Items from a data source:

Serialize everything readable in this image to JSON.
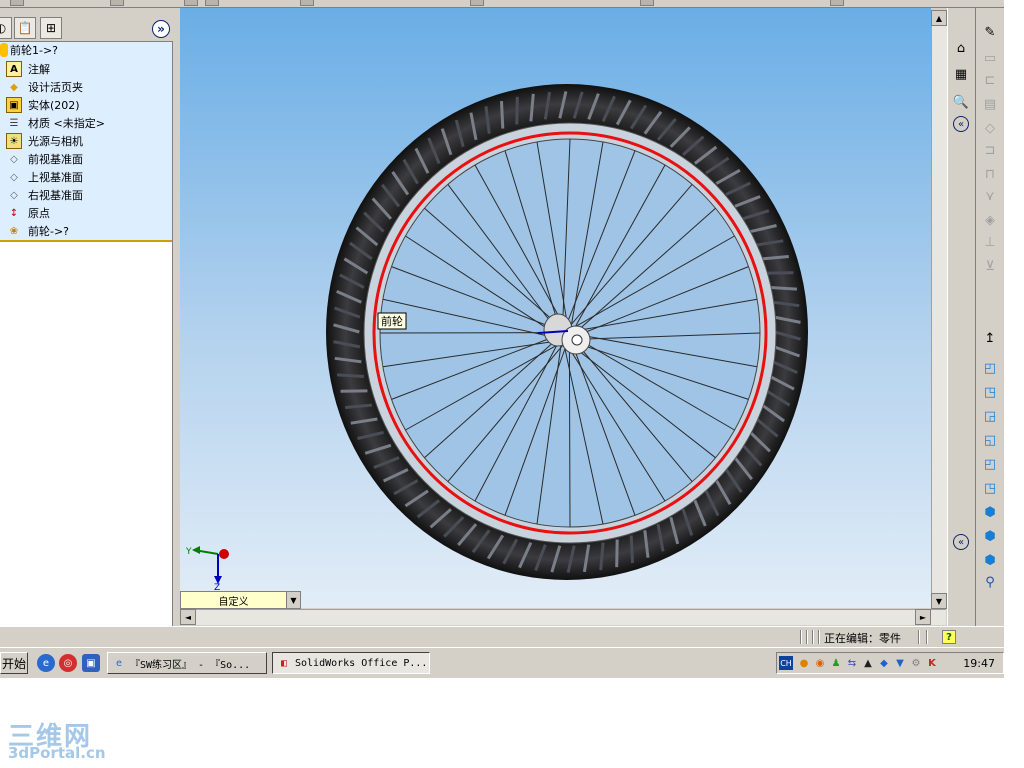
{
  "feature_tree": {
    "root": "前轮1->?",
    "items": [
      {
        "icon": "annotation-icon",
        "label": "注解"
      },
      {
        "icon": "design-binder-icon",
        "label": "设计活页夹"
      },
      {
        "icon": "solid-body-icon",
        "label": "实体(202)"
      },
      {
        "icon": "material-icon",
        "label": "材质 <未指定>"
      },
      {
        "icon": "lights-camera-icon",
        "label": "光源与相机"
      },
      {
        "icon": "plane-icon",
        "label": "前视基准面"
      },
      {
        "icon": "plane-icon",
        "label": "上视基准面"
      },
      {
        "icon": "plane-icon",
        "label": "右视基准面"
      },
      {
        "icon": "origin-icon",
        "label": "原点"
      },
      {
        "icon": "part-icon",
        "label": "前轮->?"
      }
    ]
  },
  "graphics": {
    "tooltip": "前轮",
    "view_orientation": "自定义",
    "triad": {
      "x_label": "Y",
      "z_label": "Z"
    }
  },
  "status_bar": {
    "text": "正在编辑：零件",
    "help": "?"
  },
  "taskbar": {
    "start_label": "开始",
    "tasks": [
      {
        "label": "『SW练习区』 - 『So...",
        "active": false
      },
      {
        "label": "SolidWorks Office P...",
        "active": true
      }
    ],
    "tray_lang": "CH",
    "clock": "19:47"
  },
  "watermark": {
    "cn": "三维网",
    "en": "3dPortal.cn"
  },
  "colors": {
    "rim_red": "#e81010",
    "background_top": "#6aaee6",
    "background_bottom": "#e2edf7",
    "tree_bg": "#ddeeff"
  }
}
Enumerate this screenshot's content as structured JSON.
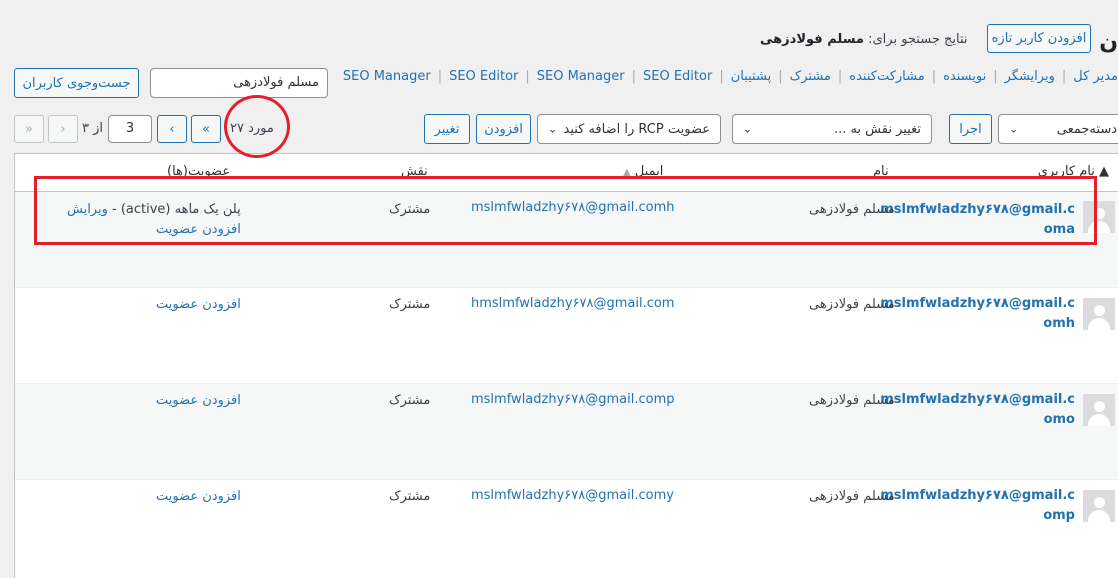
{
  "header": {
    "title_fragment": "ن",
    "add_new_label": "افزودن کاربر تازه",
    "search_results_prefix": "نتایج جستجو برای:",
    "search_results_term": "مسلم فولادزهی"
  },
  "search": {
    "value": "مسلم فولادزهی",
    "button_label": "جست‌وجوی کاربران"
  },
  "role_filters": [
    "مدیر کل",
    "ویرایشگر",
    "نویسنده",
    "مشارکت‌کننده",
    "مشترک",
    "پشتیبان",
    "SEO Manager",
    "SEO Editor",
    "SEO Manager",
    "SEO Editor"
  ],
  "bulk": {
    "bulk_action_label": "دسته‌جمعی",
    "apply_label": "اجرا",
    "change_role_label": "تغییر نقش به ...",
    "change_label": "تغییر",
    "rcp_label": "عضویت RCP را اضافه کنید",
    "add_label": "افزودن",
    "change2_label": "تغییر"
  },
  "pagination": {
    "items_count": "۲۷ مورد",
    "first": "«",
    "prev": "‹",
    "current": "3",
    "of_label": "از ۳",
    "next": "›",
    "last": "»"
  },
  "table": {
    "columns": {
      "username": "نام کاربری",
      "name": "نام",
      "email": "ایمیل",
      "role": "نقش",
      "memberships": "عضویت(ها)"
    },
    "rows": [
      {
        "username_line1": "mslmfwladzhy۶۷۸@gmail.c",
        "username_line2": "oma",
        "name": "مسلم فولادزهی",
        "email": "mslmfwladzhy۶۷۸@gmail.comh",
        "role": "مشترک",
        "membership": "پلن یک ماهه (active) - ",
        "edit_label": "ویرایش",
        "add_membership_label": "افزودن عضویت"
      },
      {
        "username_line1": "mslmfwladzhy۶۷۸@gmail.c",
        "username_line2": "omh",
        "name": "مسلم فولادزهی",
        "email": "hmslmfwladzhy۶۷۸@gmail.com",
        "role": "مشترک",
        "add_membership_label": "افزودن عضویت"
      },
      {
        "username_line1": "mslmfwladzhy۶۷۸@gmail.c",
        "username_line2": "omo",
        "name": "مسلم فولادزهی",
        "email": "mslmfwladzhy۶۷۸@gmail.comp",
        "role": "مشترک",
        "add_membership_label": "افزودن عضویت"
      },
      {
        "username_line1": "mslmfwladzhy۶۷۸@gmail.c",
        "username_line2": "omp",
        "name": "مسلم فولادزهی",
        "email": "mslmfwladzhy۶۷۸@gmail.comy",
        "role": "مشترک",
        "add_membership_label": "افزودن عضویت"
      }
    ]
  },
  "annotations": {
    "highlight_color": "#e2202b"
  }
}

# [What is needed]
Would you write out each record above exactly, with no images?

# [Solution to this task]
Serialize everything readable in this image to JSON.
{
  "feature_tree": {
    "root": "前轮1->?",
    "items": [
      {
        "icon": "annotation-icon",
        "label": "注解"
      },
      {
        "icon": "design-binder-icon",
        "label": "设计活页夹"
      },
      {
        "icon": "solid-body-icon",
        "label": "实体(202)"
      },
      {
        "icon": "material-icon",
        "label": "材质 <未指定>"
      },
      {
        "icon": "lights-camera-icon",
        "label": "光源与相机"
      },
      {
        "icon": "plane-icon",
        "label": "前视基准面"
      },
      {
        "icon": "plane-icon",
        "label": "上视基准面"
      },
      {
        "icon": "plane-icon",
        "label": "右视基准面"
      },
      {
        "icon": "origin-icon",
        "label": "原点"
      },
      {
        "icon": "part-icon",
        "label": "前轮->?"
      }
    ]
  },
  "graphics": {
    "tooltip": "前轮",
    "view_orientation": "自定义",
    "triad": {
      "x_label": "Y",
      "z_label": "Z"
    }
  },
  "status_bar": {
    "text": "正在编辑：零件",
    "help": "?"
  },
  "taskbar": {
    "start_label": "开始",
    "tasks": [
      {
        "label": "『SW练习区』 - 『So...",
        "active": false
      },
      {
        "label": "SolidWorks Office P...",
        "active": true
      }
    ],
    "tray_lang": "CH",
    "clock": "19:47"
  },
  "watermark": {
    "cn": "三维网",
    "en": "3dPortal.cn"
  },
  "colors": {
    "rim_red": "#e81010",
    "background_top": "#6aaee6",
    "background_bottom": "#e2edf7",
    "tree_bg": "#ddeeff"
  }
}
Enumerate this screenshot's content as structured JSON.
{
  "header": {
    "title_fragment": "ن",
    "add_new_label": "افزودن کاربر تازه",
    "search_results_prefix": "نتایج جستجو برای:",
    "search_results_term": "مسلم فولادزهی"
  },
  "search": {
    "value": "مسلم فولادزهی",
    "button_label": "جست‌وجوی کاربران"
  },
  "role_filters": [
    "مدیر کل",
    "ویرایشگر",
    "نویسنده",
    "مشارکت‌کننده",
    "مشترک",
    "پشتیبان",
    "SEO Manager",
    "SEO Editor",
    "SEO Manager",
    "SEO Editor"
  ],
  "bulk": {
    "bulk_action_label": "دسته‌جمعی",
    "apply_label": "اجرا",
    "change_role_label": "تغییر نقش به ...",
    "change_label": "تغییر",
    "rcp_label": "عضویت RCP را اضافه کنید",
    "add_label": "افزودن",
    "change2_label": "تغییر"
  },
  "pagination": {
    "items_count": "۲۷ مورد",
    "first": "«",
    "prev": "‹",
    "current": "3",
    "of_label": "از ۳",
    "next": "›",
    "last": "»"
  },
  "table": {
    "columns": {
      "username": "نام کاربری",
      "name": "نام",
      "email": "ایمیل",
      "role": "نقش",
      "memberships": "عضویت(ها)"
    },
    "rows": [
      {
        "username_line1": "mslmfwladzhy۶۷۸@gmail.c",
        "username_line2": "oma",
        "name": "مسلم فولادزهی",
        "email": "mslmfwladzhy۶۷۸@gmail.comh",
        "role": "مشترک",
        "membership": "پلن یک ماهه (active) - ",
        "edit_label": "ویرایش",
        "add_membership_label": "افزودن عضویت"
      },
      {
        "username_line1": "mslmfwladzhy۶۷۸@gmail.c",
        "username_line2": "omh",
        "name": "مسلم فولادزهی",
        "email": "hmslmfwladzhy۶۷۸@gmail.com",
        "role": "مشترک",
        "add_membership_label": "افزودن عضویت"
      },
      {
        "username_line1": "mslmfwladzhy۶۷۸@gmail.c",
        "username_line2": "omo",
        "name": "مسلم فولادزهی",
        "email": "mslmfwladzhy۶۷۸@gmail.comp",
        "role": "مشترک",
        "add_membership_label": "افزودن عضویت"
      },
      {
        "username_line1": "mslmfwladzhy۶۷۸@gmail.c",
        "username_line2": "omp",
        "name": "مسلم فولادزهی",
        "email": "mslmfwladzhy۶۷۸@gmail.comy",
        "role": "مشترک",
        "add_membership_label": "افزودن عضویت"
      }
    ]
  },
  "annotations": {
    "highlight_color": "#e2202b"
  }
}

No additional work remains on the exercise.